##### Data for analysis #####

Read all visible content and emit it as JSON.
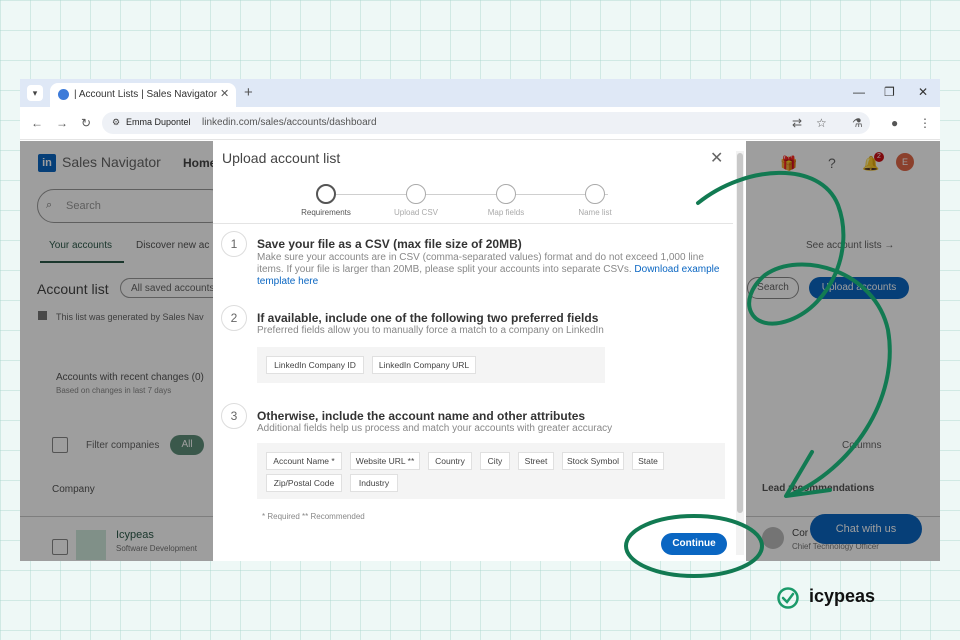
{
  "browser": {
    "tab_title": "| Account Lists | Sales Navigator",
    "site_info_icon": "site-settings-icon",
    "profile_name": "Emma Dupontel",
    "url": "linkedin.com/sales/accounts/dashboard"
  },
  "background_page": {
    "brand": "Sales Navigator",
    "home": "Home",
    "search_placeholder": "Search",
    "tabs": [
      "Your accounts",
      "Discover new ac"
    ],
    "title": "Account list",
    "filter_pill": "All saved accounts",
    "generated_note": "This list was generated by Sales Nav",
    "recent_changes": "Accounts with recent changes (0)",
    "recent_changes_sub": "Based on changes in last 7 days",
    "filter_companies": "Filter companies",
    "all_label": "All",
    "company_header": "Company",
    "row_name": "Icypeas",
    "row_sub": "Software Development",
    "see_lists": "See account lists →",
    "search_button": "Search",
    "upload_button": "Upload accounts",
    "columns": "Columns",
    "notifications_count": "2",
    "avatar_letter": "E",
    "lead_recs": "Lead recommendations",
    "rec_name": "Cor",
    "rec_title": "Chief Technology Officer",
    "chat": "Chat with us"
  },
  "modal": {
    "title": "Upload account list",
    "steps": [
      "Requirements",
      "Upload CSV",
      "Map fields",
      "Name list"
    ],
    "sections": [
      {
        "num": "1",
        "title": "Save your file as a CSV (max file size of 20MB)",
        "desc": "Make sure your accounts are in CSV (comma-separated values) format and do not exceed 1,000 line items. If your file is larger than 20MB, please split your accounts into separate CSVs.",
        "link": "Download example template here"
      },
      {
        "num": "2",
        "title": "If available, include one of the following two preferred fields",
        "desc": "Preferred fields allow you to manually force a match to a company on LinkedIn",
        "chips": [
          "LinkedIn Company ID",
          "LinkedIn Company URL"
        ]
      },
      {
        "num": "3",
        "title": "Otherwise, include the account name and other attributes",
        "desc": "Additional fields help us process and match your accounts with greater accuracy",
        "chips": [
          "Account Name *",
          "Website URL **",
          "Country",
          "City",
          "Street",
          "Stock Symbol",
          "State",
          "Zip/Postal Code",
          "Industry"
        ]
      }
    ],
    "footnote": "* Required    ** Recommended",
    "continue": "Continue"
  },
  "branding": {
    "name": "icypeas"
  },
  "colors": {
    "linkedin_blue": "#0a66c2",
    "annotation_green": "#127a52"
  }
}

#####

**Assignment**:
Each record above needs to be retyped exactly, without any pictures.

**Exercise solution**:
Read all visible content and emit it as JSON.
{
  "browser": {
    "tab_title": "| Account Lists | Sales Navigator",
    "site_info_icon": "site-settings-icon",
    "profile_name": "Emma Dupontel",
    "url": "linkedin.com/sales/accounts/dashboard"
  },
  "background_page": {
    "brand": "Sales Navigator",
    "home": "Home",
    "search_placeholder": "Search",
    "tabs": [
      "Your accounts",
      "Discover new ac"
    ],
    "title": "Account list",
    "filter_pill": "All saved accounts",
    "generated_note": "This list was generated by Sales Nav",
    "recent_changes": "Accounts with recent changes (0)",
    "recent_changes_sub": "Based on changes in last 7 days",
    "filter_companies": "Filter companies",
    "all_label": "All",
    "company_header": "Company",
    "row_name": "Icypeas",
    "row_sub": "Software Development",
    "see_lists": "See account lists →",
    "search_button": "Search",
    "upload_button": "Upload accounts",
    "columns": "Columns",
    "notifications_count": "2",
    "avatar_letter": "E",
    "lead_recs": "Lead recommendations",
    "rec_name": "Cor",
    "rec_title": "Chief Technology Officer",
    "chat": "Chat with us"
  },
  "modal": {
    "title": "Upload account list",
    "steps": [
      "Requirements",
      "Upload CSV",
      "Map fields",
      "Name list"
    ],
    "sections": [
      {
        "num": "1",
        "title": "Save your file as a CSV (max file size of 20MB)",
        "desc": "Make sure your accounts are in CSV (comma-separated values) format and do not exceed 1,000 line items. If your file is larger than 20MB, please split your accounts into separate CSVs.",
        "link": "Download example template here"
      },
      {
        "num": "2",
        "title": "If available, include one of the following two preferred fields",
        "desc": "Preferred fields allow you to manually force a match to a company on LinkedIn",
        "chips": [
          "LinkedIn Company ID",
          "LinkedIn Company URL"
        ]
      },
      {
        "num": "3",
        "title": "Otherwise, include the account name and other attributes",
        "desc": "Additional fields help us process and match your accounts with greater accuracy",
        "chips": [
          "Account Name *",
          "Website URL **",
          "Country",
          "City",
          "Street",
          "Stock Symbol",
          "State",
          "Zip/Postal Code",
          "Industry"
        ]
      }
    ],
    "footnote": "* Required    ** Recommended",
    "continue": "Continue"
  },
  "branding": {
    "name": "icypeas"
  },
  "colors": {
    "linkedin_blue": "#0a66c2",
    "annotation_green": "#127a52"
  }
}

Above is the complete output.